# [PROBLEM TO SOLVE]
The records below must be reproduced in full and without error.

# [Website and app data records]
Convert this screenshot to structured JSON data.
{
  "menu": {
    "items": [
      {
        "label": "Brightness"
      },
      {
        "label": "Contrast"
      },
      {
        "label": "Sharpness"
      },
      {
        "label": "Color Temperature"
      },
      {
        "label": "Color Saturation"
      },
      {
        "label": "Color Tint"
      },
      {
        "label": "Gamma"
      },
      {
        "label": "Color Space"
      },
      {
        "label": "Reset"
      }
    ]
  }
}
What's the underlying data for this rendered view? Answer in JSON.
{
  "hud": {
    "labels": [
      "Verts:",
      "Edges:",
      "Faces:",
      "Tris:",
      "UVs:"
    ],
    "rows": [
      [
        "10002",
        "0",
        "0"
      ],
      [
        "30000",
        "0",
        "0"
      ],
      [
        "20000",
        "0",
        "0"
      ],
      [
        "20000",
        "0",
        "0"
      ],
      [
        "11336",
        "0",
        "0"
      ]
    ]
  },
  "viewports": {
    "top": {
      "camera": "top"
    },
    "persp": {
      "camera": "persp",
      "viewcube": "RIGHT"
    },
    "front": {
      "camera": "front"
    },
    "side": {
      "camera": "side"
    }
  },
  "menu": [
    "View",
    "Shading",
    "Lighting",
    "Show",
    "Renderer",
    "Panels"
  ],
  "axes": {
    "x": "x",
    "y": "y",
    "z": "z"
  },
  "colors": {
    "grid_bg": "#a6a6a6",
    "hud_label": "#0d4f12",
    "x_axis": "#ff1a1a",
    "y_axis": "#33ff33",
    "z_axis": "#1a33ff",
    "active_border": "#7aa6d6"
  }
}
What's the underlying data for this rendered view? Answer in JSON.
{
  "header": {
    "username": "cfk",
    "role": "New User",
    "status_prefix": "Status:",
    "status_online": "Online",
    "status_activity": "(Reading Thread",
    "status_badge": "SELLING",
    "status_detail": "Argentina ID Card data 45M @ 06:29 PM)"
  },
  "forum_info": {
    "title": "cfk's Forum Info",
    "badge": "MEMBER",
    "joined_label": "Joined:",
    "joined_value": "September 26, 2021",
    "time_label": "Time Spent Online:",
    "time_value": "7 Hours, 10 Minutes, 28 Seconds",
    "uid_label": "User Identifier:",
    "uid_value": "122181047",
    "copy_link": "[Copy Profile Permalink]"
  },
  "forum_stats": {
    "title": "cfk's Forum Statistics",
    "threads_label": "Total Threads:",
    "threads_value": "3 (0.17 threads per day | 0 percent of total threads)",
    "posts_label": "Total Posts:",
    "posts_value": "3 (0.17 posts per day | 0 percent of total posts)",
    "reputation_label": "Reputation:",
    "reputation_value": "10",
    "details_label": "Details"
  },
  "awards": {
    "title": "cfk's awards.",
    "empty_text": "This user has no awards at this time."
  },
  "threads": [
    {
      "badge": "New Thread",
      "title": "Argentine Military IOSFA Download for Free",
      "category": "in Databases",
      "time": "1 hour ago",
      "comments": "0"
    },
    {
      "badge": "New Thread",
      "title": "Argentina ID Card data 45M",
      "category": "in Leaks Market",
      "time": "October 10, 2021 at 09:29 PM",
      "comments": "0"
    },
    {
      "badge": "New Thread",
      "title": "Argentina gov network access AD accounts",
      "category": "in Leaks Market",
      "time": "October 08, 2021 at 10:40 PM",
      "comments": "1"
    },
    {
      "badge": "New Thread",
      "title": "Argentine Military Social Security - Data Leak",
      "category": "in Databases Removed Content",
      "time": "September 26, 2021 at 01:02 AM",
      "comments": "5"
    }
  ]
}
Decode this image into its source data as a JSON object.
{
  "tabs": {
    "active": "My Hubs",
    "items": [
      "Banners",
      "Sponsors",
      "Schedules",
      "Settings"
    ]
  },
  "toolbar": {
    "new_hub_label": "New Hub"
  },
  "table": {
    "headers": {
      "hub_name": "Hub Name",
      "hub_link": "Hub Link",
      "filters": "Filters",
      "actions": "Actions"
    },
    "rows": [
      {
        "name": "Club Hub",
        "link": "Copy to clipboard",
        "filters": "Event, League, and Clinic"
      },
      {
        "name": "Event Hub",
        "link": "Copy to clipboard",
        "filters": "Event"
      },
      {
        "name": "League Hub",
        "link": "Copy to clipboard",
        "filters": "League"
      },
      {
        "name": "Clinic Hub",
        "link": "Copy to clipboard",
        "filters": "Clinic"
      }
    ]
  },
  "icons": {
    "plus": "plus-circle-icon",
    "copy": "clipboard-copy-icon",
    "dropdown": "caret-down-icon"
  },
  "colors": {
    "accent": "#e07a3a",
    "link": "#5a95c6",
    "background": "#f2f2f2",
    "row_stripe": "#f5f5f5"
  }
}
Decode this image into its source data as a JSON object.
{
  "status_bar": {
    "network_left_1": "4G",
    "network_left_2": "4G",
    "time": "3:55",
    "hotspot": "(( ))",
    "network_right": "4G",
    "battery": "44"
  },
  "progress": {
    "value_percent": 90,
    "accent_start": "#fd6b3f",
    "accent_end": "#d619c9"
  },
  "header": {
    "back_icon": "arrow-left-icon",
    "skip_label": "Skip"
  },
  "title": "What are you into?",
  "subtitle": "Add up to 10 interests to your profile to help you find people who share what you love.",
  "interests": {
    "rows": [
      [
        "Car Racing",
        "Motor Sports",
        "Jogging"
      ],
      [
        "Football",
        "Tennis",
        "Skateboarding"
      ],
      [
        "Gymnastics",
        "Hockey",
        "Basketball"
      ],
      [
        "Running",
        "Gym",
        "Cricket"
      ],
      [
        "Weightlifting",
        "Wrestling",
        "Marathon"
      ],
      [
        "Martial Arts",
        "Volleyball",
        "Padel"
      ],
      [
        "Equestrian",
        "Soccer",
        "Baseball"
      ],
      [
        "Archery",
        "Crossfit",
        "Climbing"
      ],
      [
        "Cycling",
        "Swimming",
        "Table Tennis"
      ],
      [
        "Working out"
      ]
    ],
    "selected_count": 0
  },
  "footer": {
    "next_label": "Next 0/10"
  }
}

# [ANSWER TO THE EXERCISE]
Convert this screenshot to structured JSON data.
{
  "menu": {
    "items": [
      {
        "label": "Brightness"
      },
      {
        "label": "Contrast"
      },
      {
        "label": "Sharpness"
      },
      {
        "label": "Color Temperature"
      },
      {
        "label": "Color Saturation"
      },
      {
        "label": "Color Tint"
      },
      {
        "label": "Gamma"
      },
      {
        "label": "Color Space"
      },
      {
        "label": "Reset"
      }
    ]
  }
}
What's the underlying data for this rendered view? Answer in JSON.
{
  "hud": {
    "labels": [
      "Verts:",
      "Edges:",
      "Faces:",
      "Tris:",
      "UVs:"
    ],
    "rows": [
      [
        "10002",
        "0",
        "0"
      ],
      [
        "30000",
        "0",
        "0"
      ],
      [
        "20000",
        "0",
        "0"
      ],
      [
        "20000",
        "0",
        "0"
      ],
      [
        "11336",
        "0",
        "0"
      ]
    ]
  },
  "viewports": {
    "top": {
      "camera": "top"
    },
    "persp": {
      "camera": "persp",
      "viewcube": "RIGHT"
    },
    "front": {
      "camera": "front"
    },
    "side": {
      "camera": "side"
    }
  },
  "menu": [
    "View",
    "Shading",
    "Lighting",
    "Show",
    "Renderer",
    "Panels"
  ],
  "axes": {
    "x": "x",
    "y": "y",
    "z": "z"
  },
  "colors": {
    "grid_bg": "#a6a6a6",
    "hud_label": "#0d4f12",
    "x_axis": "#ff1a1a",
    "y_axis": "#33ff33",
    "z_axis": "#1a33ff",
    "active_border": "#7aa6d6"
  }
}
What's the underlying data for this rendered view? Answer in JSON.
{
  "header": {
    "username": "cfk",
    "role": "New User",
    "status_prefix": "Status:",
    "status_online": "Online",
    "status_activity": "(Reading Thread",
    "status_badge": "SELLING",
    "status_detail": "Argentina ID Card data 45M @ 06:29 PM)"
  },
  "forum_info": {
    "title": "cfk's Forum Info",
    "badge": "MEMBER",
    "joined_label": "Joined:",
    "joined_value": "September 26, 2021",
    "time_label": "Time Spent Online:",
    "time_value": "7 Hours, 10 Minutes, 28 Seconds",
    "uid_label": "User Identifier:",
    "uid_value": "122181047",
    "copy_link": "[Copy Profile Permalink]"
  },
  "forum_stats": {
    "title": "cfk's Forum Statistics",
    "threads_label": "Total Threads:",
    "threads_value": "3 (0.17 threads per day | 0 percent of total threads)",
    "posts_label": "Total Posts:",
    "posts_value": "3 (0.17 posts per day | 0 percent of total posts)",
    "reputation_label": "Reputation:",
    "reputation_value": "10",
    "details_label": "Details"
  },
  "awards": {
    "title": "cfk's awards.",
    "empty_text": "This user has no awards at this time."
  },
  "threads": [
    {
      "badge": "New Thread",
      "title": "Argentine Military IOSFA Download for Free",
      "category": "in Databases",
      "time": "1 hour ago",
      "comments": "0"
    },
    {
      "badge": "New Thread",
      "title": "Argentina ID Card data 45M",
      "category": "in Leaks Market",
      "time": "October 10, 2021 at 09:29 PM",
      "comments": "0"
    },
    {
      "badge": "New Thread",
      "title": "Argentina gov network access AD accounts",
      "category": "in Leaks Market",
      "time": "October 08, 2021 at 10:40 PM",
      "comments": "1"
    },
    {
      "badge": "New Thread",
      "title": "Argentine Military Social Security - Data Leak",
      "category": "in Databases Removed Content",
      "time": "September 26, 2021 at 01:02 AM",
      "comments": "5"
    }
  ]
}
Decode this image into its source data as a JSON object.
{
  "tabs": {
    "active": "My Hubs",
    "items": [
      "Banners",
      "Sponsors",
      "Schedules",
      "Settings"
    ]
  },
  "toolbar": {
    "new_hub_label": "New Hub"
  },
  "table": {
    "headers": {
      "hub_name": "Hub Name",
      "hub_link": "Hub Link",
      "filters": "Filters",
      "actions": "Actions"
    },
    "rows": [
      {
        "name": "Club Hub",
        "link": "Copy to clipboard",
        "filters": "Event, League, and Clinic"
      },
      {
        "name": "Event Hub",
        "link": "Copy to clipboard",
        "filters": "Event"
      },
      {
        "name": "League Hub",
        "link": "Copy to clipboard",
        "filters": "League"
      },
      {
        "name": "Clinic Hub",
        "link": "Copy to clipboard",
        "filters": "Clinic"
      }
    ]
  },
  "icons": {
    "plus": "plus-circle-icon",
    "copy": "clipboard-copy-icon",
    "dropdown": "caret-down-icon"
  },
  "colors": {
    "accent": "#e07a3a",
    "link": "#5a95c6",
    "background": "#f2f2f2",
    "row_stripe": "#f5f5f5"
  }
}
Decode this image into its source data as a JSON object.
{
  "status_bar": {
    "network_left_1": "4G",
    "network_left_2": "4G",
    "time": "3:55",
    "hotspot": "(( ))",
    "network_right": "4G",
    "battery": "44"
  },
  "progress": {
    "value_percent": 90,
    "accent_start": "#fd6b3f",
    "accent_end": "#d619c9"
  },
  "header": {
    "back_icon": "arrow-left-icon",
    "skip_label": "Skip"
  },
  "title": "What are you into?",
  "subtitle": "Add up to 10 interests to your profile to help you find people who share what you love.",
  "interests": {
    "rows": [
      [
        "Car Racing",
        "Motor Sports",
        "Jogging"
      ],
      [
        "Football",
        "Tennis",
        "Skateboarding"
      ],
      [
        "Gymnastics",
        "Hockey",
        "Basketball"
      ],
      [
        "Running",
        "Gym",
        "Cricket"
      ],
      [
        "Weightlifting",
        "Wrestling",
        "Marathon"
      ],
      [
        "Martial Arts",
        "Volleyball",
        "Padel"
      ],
      [
        "Equestrian",
        "Soccer",
        "Baseball"
      ],
      [
        "Archery",
        "Crossfit",
        "Climbing"
      ],
      [
        "Cycling",
        "Swimming",
        "Table Tennis"
      ],
      [
        "Working out"
      ]
    ],
    "selected_count": 0
  },
  "footer": {
    "next_label": "Next 0/10"
  }
}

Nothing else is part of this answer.